Time spent by males in the right and left sections depending of the sex and the moulting status of the conspecific present in the adjacent section.(F: female, M: male; C/D0 : di-ecdysis and beginning of pre-ecdysis (no calcium plates), D1: middle of pre-ecdysis (appearance of calcium plates), D2–4: end of pre-ecdysis (advanced calcium plates), see fig. 1; NS: non-significant p≥0.05, ***: p<0.001).
© Copyright Policy
Related In: Results  -  Collection

Show All Figures
getmorefigures.php?uid=PMC3585876&req=5

pone-0057737-g004: Time spent by males in the right and left sections depending of the sex and the moulting status of the conspecific present in the adjacent section.(F: female, M: male; C/D0 : di-ecdysis and beginning of pre-ecdysis (no calcium plates), D1: middle of pre-ecdysis (appearance of calcium plates), D2–4: end of pre-ecdysis (advanced calcium plates), see fig. 1; NS: non-significant p≥0.05, ***: p<0.001).
Mentions: Males spent significantly more time in front of the section housing a female in advanced di-ecdysis (C/D0) than in front of the section with another male (Wilcoxon: T = 36, N = 20, P = 0.005; figure 4). However, this was not observed when the target female was in pre-ecdysis i.e. with advanced white plates and calcium deposit (D2–4) (Wilcoxon: T = 98, N = 20, P = 0.397; figure 4). When the male had to choose between a female without white plates in early di-ecdysis (C/D0) and one in pre-ecdysis (D2–4), there was no significant preference (Wilcoxon: T = 131, N = 25, P = 0.198; figure 4). However, when the choice test was between a female in di-ecdysis (C/D0) and a female with appearing white plates (D1) the males spent significantly more time in the section close to the female D1 (Wilcoxon: T = 3, N = 10, P = 0.0063; figure 4).

Bottom Line: We found that the attractiveness of individuals was mediated by short-distance chemical cues and tested individuals were able to discriminate and prefer individuals of the opposite sex.Moreover, male preference to female increased during their moulting status as they matured.Males were particularly more attracted by females with appearing white calcium plates, which corresponds to the beginning of their higher receptivity period.

View Article: PubMed Central - PubMed

Affiliation: Université de Poitiers, Laboratoire Ecologie et Biologie des Interactions, UMR CNRS 7267, Equipe Ecologie Evolution Symbiose, Poitiers, France.

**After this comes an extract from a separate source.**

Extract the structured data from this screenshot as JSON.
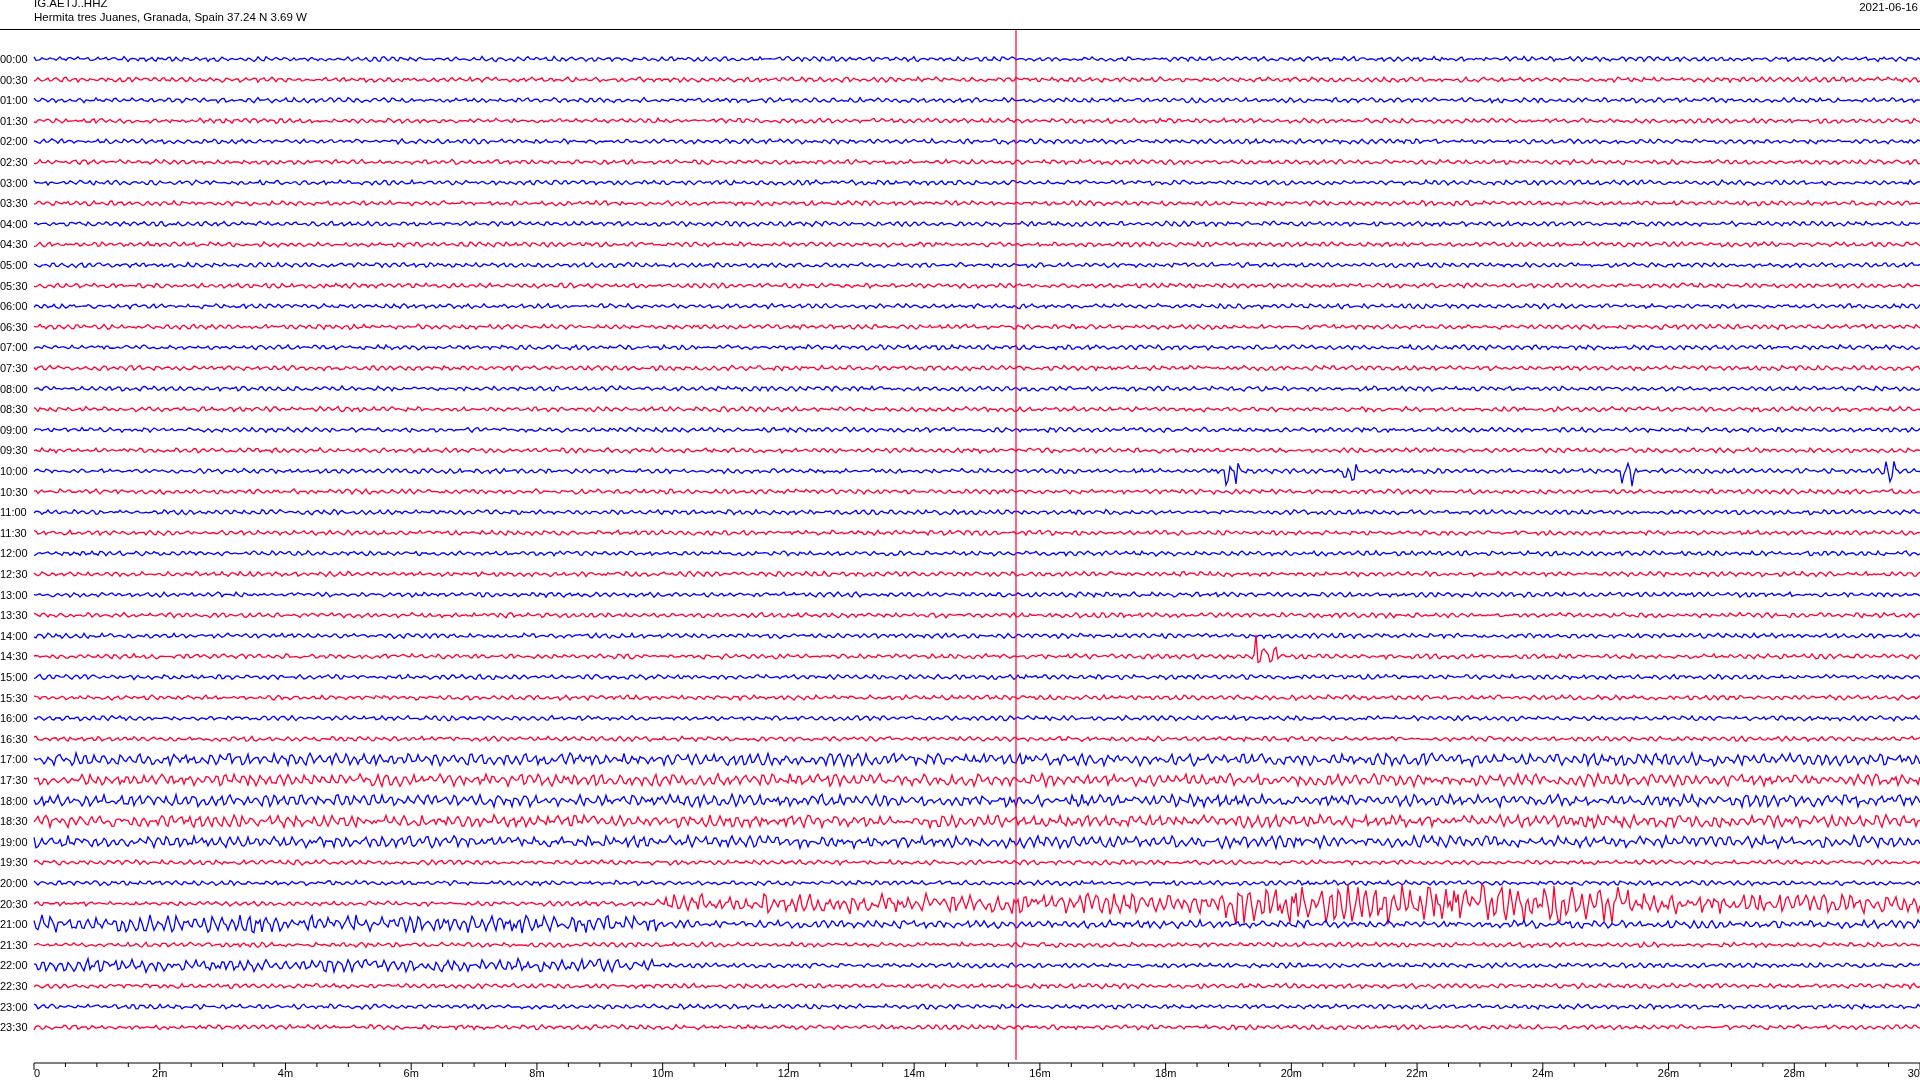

Freddie.jeanne.richard@univ-poitiers.fr

ABSTRACT
Mate choice is mediated by many components with the criteria varying across the animal kingdom. Chemical cues used for mate attractiveness can also reflect mate quality. Regarding the gregarious species Armadillidium vulgare (isopod crustacean), we tested whether individuals can discriminate conspecifics at two different levels (between sex and physiological status) based on olfactory perception. Tested conspecifics were individuals of the same or opposite sex, with the females at different moult stages. We found that the attractiveness of individuals was mediated by short-distance chemical cues and tested individuals were able to discriminate and prefer individuals of the opposite sex. Moreover, male preference to female increased during their moulting status as they matured. Males were particularly more attracted by females with appearing white calcium plates, which corresponds to the beginning of their higher receptivity period. These differences in attractiveness due to sex and physiological status are likely to shape the composition of aggregates and facilitate mate finding and optimize the reproductive success for both males and females. Thus aggregation pheromones could be linked to sex pheromones in terrestrial isopods.

Show MeSH
Related in: MedlinePlus